Page and application data records
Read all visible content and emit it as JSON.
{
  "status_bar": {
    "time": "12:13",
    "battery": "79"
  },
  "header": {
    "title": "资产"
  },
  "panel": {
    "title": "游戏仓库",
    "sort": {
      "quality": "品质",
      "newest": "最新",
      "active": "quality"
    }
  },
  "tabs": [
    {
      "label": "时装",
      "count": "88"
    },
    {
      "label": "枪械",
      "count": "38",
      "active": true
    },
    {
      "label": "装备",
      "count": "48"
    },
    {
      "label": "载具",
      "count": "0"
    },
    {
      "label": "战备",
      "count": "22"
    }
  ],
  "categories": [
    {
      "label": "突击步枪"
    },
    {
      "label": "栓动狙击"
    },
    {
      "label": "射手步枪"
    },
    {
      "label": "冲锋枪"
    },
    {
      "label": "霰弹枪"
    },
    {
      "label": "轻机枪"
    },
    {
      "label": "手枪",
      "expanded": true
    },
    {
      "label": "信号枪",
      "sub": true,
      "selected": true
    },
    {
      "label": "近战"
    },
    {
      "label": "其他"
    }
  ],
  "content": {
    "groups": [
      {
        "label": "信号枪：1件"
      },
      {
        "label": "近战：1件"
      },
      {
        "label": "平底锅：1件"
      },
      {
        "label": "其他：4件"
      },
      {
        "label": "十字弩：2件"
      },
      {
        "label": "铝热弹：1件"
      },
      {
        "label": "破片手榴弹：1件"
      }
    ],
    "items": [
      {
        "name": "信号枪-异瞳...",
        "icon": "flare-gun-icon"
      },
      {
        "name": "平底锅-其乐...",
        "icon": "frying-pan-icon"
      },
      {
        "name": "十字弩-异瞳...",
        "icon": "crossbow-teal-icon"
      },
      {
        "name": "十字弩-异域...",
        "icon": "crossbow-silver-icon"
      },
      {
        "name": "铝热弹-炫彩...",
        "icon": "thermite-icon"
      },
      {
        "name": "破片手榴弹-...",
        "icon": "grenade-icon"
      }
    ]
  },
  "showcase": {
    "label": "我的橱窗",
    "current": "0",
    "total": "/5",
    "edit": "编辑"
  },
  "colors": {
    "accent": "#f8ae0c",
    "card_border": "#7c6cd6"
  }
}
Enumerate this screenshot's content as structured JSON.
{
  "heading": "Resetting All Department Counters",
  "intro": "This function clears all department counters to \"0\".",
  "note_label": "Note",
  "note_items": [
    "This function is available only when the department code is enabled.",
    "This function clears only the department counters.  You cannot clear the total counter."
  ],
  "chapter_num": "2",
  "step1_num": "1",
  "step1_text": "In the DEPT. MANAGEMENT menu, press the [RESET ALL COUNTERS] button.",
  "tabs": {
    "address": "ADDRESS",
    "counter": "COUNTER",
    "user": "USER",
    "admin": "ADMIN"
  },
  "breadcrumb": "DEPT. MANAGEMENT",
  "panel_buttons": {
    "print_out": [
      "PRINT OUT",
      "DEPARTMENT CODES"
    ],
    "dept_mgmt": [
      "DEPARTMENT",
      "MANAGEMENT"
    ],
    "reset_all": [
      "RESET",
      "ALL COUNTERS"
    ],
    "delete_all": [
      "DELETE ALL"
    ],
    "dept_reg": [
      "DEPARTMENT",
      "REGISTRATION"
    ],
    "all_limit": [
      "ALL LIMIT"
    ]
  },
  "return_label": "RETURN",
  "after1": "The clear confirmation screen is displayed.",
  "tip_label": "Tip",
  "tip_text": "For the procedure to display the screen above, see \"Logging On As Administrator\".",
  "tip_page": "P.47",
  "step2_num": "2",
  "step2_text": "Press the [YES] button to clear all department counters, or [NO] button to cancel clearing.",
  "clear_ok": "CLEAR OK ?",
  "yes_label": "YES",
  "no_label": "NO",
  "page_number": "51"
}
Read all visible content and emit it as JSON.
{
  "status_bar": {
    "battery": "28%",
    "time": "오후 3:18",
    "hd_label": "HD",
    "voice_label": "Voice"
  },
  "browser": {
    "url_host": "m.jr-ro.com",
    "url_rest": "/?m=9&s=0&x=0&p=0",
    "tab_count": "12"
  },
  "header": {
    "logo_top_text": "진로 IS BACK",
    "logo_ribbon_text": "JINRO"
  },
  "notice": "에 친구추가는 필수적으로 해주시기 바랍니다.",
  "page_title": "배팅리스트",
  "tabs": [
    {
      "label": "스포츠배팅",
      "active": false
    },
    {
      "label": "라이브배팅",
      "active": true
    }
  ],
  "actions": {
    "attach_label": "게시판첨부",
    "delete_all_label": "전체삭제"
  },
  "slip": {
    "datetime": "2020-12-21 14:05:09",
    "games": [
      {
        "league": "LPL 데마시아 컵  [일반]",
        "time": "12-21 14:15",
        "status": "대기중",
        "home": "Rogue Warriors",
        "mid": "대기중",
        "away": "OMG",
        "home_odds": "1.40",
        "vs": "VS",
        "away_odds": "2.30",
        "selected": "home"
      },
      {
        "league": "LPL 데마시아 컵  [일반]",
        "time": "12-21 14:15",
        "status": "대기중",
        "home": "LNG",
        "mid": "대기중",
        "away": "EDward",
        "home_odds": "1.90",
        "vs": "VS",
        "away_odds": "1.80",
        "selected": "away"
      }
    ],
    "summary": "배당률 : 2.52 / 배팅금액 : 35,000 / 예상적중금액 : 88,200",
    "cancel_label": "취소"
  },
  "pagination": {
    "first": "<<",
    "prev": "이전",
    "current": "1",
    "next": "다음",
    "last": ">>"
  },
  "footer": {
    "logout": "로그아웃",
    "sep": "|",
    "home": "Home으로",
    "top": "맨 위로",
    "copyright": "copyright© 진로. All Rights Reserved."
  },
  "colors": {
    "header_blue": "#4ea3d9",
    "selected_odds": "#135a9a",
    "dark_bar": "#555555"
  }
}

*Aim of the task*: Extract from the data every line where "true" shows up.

*Answer to this problem*:
      "active": true
      "expanded": true
      "sub": true,
      "selected": true
      "active": true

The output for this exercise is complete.